Fortunately, your money is safe regardless of which place you choose because both credit unions and banks are both protected by the federal government: The Federal Deposit Insurance Corporation (FDIC) insures deposits at banks and the National Credit Union Administration (NCUA) insures deposits at credit unions.

Okay, but how does that affect how they actually work?

For starters, you have to learn some new terminology. For example, banks have savings accounts while credit unions have share accounts. Banks have customers while credit unions have members.

But it’s not just about the words they use. Banks and credit unions differ in other ways:

Eligibility

Banks are open to all while credit unions are more restrictive and affiliated with specific regions, people, or groups. (Pro tip: Find a credit union here!)

Convenience

Banks (branches and ATMs) are everywhere. Even the largest credit unions can’t compete with the sheer volume of banks and what they offer including 24/7 customer service, morning and evening bank hours, and technological advances including online banking and apps. That being said, what credit unions may lack on the app store, they strongly provide in customer service (which is severely lacking at big banks, in my opinion).

Costs

Banks tend to have higher fees than credit unions. They also have low interest earnings on deposit accounts, high interest rates on loans, and high overdraft fees. However, they have incredible credit card rewards. When it comes to credit unions, however, be prepared to pay a one-time membership fee which usually costs between five and twenty dollars. And although banks usually don’t have membership fees, most require a minimum amount to open an account with them.

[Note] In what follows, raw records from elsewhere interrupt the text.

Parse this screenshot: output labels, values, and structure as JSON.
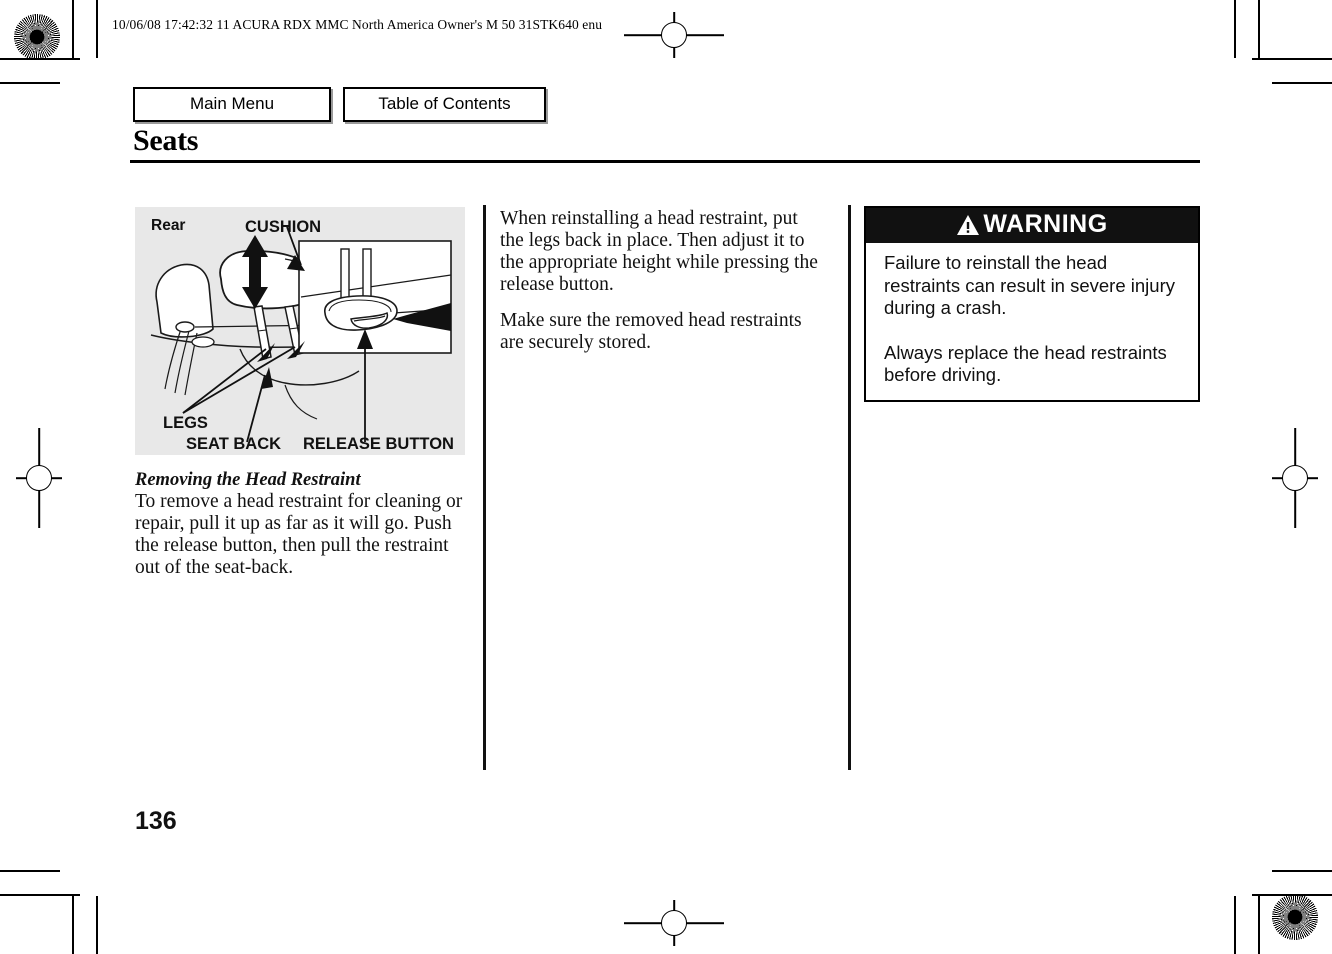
{
  "document": {
    "header_line": "10/06/08 17:42:32   11 ACURA RDX MMC North America Owner's M 50 31STK640 enu",
    "page_title": "Seats",
    "page_number": "136"
  },
  "nav": {
    "main_menu_label": "Main Menu",
    "table_of_contents_label": "Table of Contents"
  },
  "figure": {
    "labels": {
      "rear": "Rear",
      "cushion": "CUSHION",
      "legs": "LEGS",
      "seat_back": "SEAT BACK",
      "release_button": "RELEASE BUTTON"
    },
    "background_color": "#e8e8e8"
  },
  "left_column": {
    "section_heading": "Removing the Head Restraint",
    "body": "To remove a head restraint for cleaning or repair, pull it up as far as it will go. Push the release button, then pull the restraint out of the seat-back."
  },
  "middle_column": {
    "paragraph1": "When reinstalling a head restraint, put the legs back in place. Then adjust it to the appropriate height while pressing the release button.",
    "paragraph2": "Make sure the removed head restraints are securely stored."
  },
  "warning": {
    "title": "WARNING",
    "icon": "warning-triangle-icon",
    "paragraph1": "Failure to reinstall the head restraints can result in severe injury during a crash.",
    "paragraph2": "Always replace the head restraints before driving.",
    "header_background": "#111111",
    "header_color": "#ffffff"
  }
}
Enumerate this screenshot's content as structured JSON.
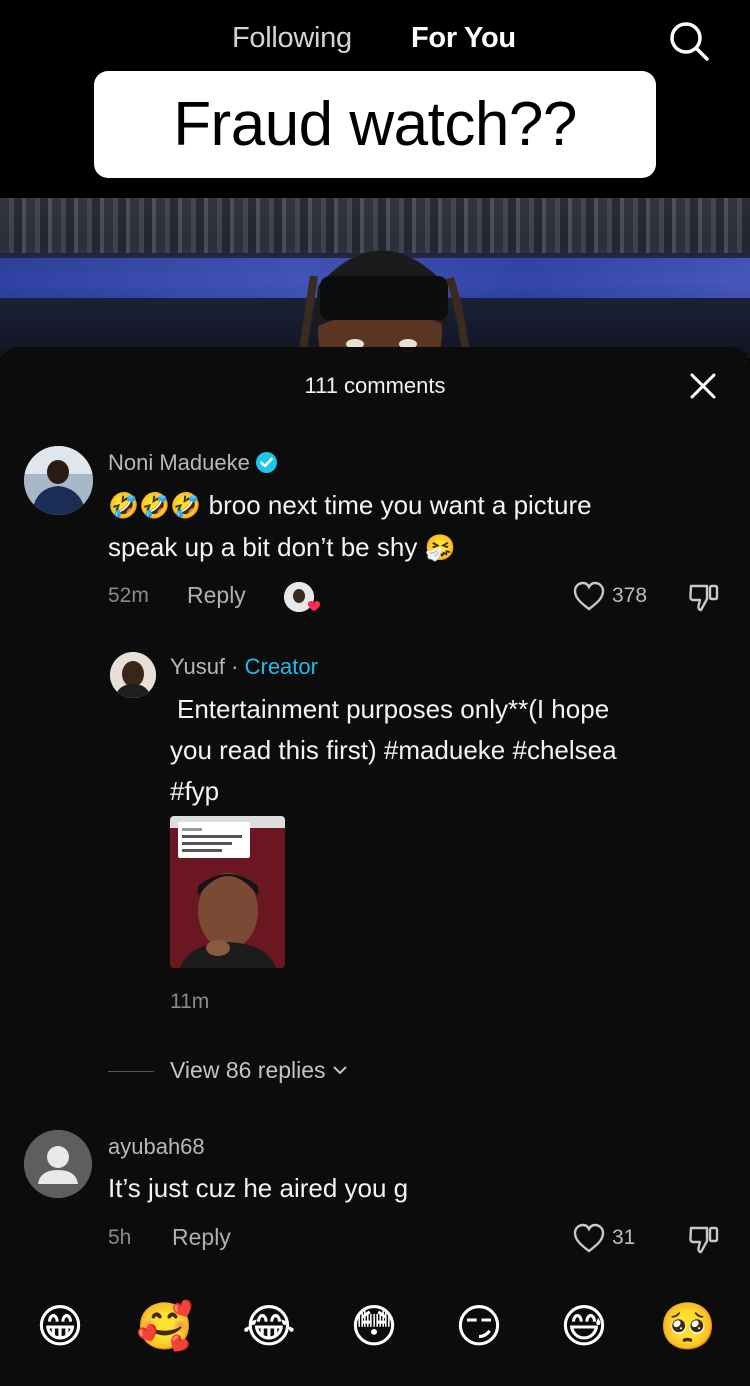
{
  "nav": {
    "following": "Following",
    "for_you": "For You"
  },
  "video": {
    "caption": "Fraud watch??"
  },
  "comments_panel": {
    "title": "111 comments",
    "comments": [
      {
        "username": "Noni Madueke",
        "verified": true,
        "emojis": "🤣🤣🤣",
        "text_line1": "broo next time you want a picture",
        "text_line2": "speak up a bit don’t be shy",
        "trailing_emoji": "🤧",
        "time": "52m",
        "reply_label": "Reply",
        "likes": "378"
      },
      {
        "username": "Yusuf",
        "separator": " · ",
        "creator_label": "Creator",
        "text_line1": "Entertainment purposes only**(I hope",
        "text_line2": "you read this first) #madueke #chelsea",
        "text_line3": "#fyp",
        "time": "11m"
      },
      {
        "username": "ayubah68",
        "text": "It’s just cuz he aired you g",
        "time": "5h",
        "reply_label": "Reply",
        "likes": "31"
      }
    ],
    "view_replies": "View 86 replies"
  },
  "quick_emojis": [
    "😁",
    "🥰",
    "😂",
    "😳",
    "😏",
    "😅",
    "🥺"
  ],
  "colors": {
    "accent_creator": "#27b8e6",
    "verified": "#20c5ea",
    "panel_bg": "#0c0c0c"
  }
}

Taxes

Since banks are for-profit, they pay state and federal taxes. But since credit unions are nonprofit, they do not (although they still pay payroll, sales, and property taxes). Because credit unions are exempt from paying state and federal taxes (and since they’re non-profit), they’re able to maintain cheaper rates.

In a nutshell, the pros of credit unions are that they tend to have better service, lower fees, better rates, customer-focused banking, and a more personal approach. However, the cons of credit unions are that they have fewer branches, fewer ATMS, less convenience, and poor online options.

Who is switching?

Fee-conscious people who are sick of big banks making all the big bucks and being on hold for seven hours.

Oh, and students.

Credit unions – especially university-affiliated ones – are great options for students. In fact, there are about six hundred credit unions nationwide that are either educational or health institutions. University-affiliated credit unions often try to help students build and maintain good credit habits by (occasionally) waiving fees, waiting a few days to charge late fees, or holding classes about credit cards.

Which is better?

Honestly, it’s all about personal preference. You have to ask yourself what you want and decide which is best for you and your money. Are low rates on loans or high rates on deposits important? Or is convenience and accessibility all you really need to be happy? If you don’t need a lot of fanfare, credit unions are a solid choice. But if accessibility and convenience are what you need, you should probably choose a bank.

Ask around, shop around, and do your due diligence. Research and find out what works best for you. Money – both having and saving – is pretty important so make sure you find a place that protects it all.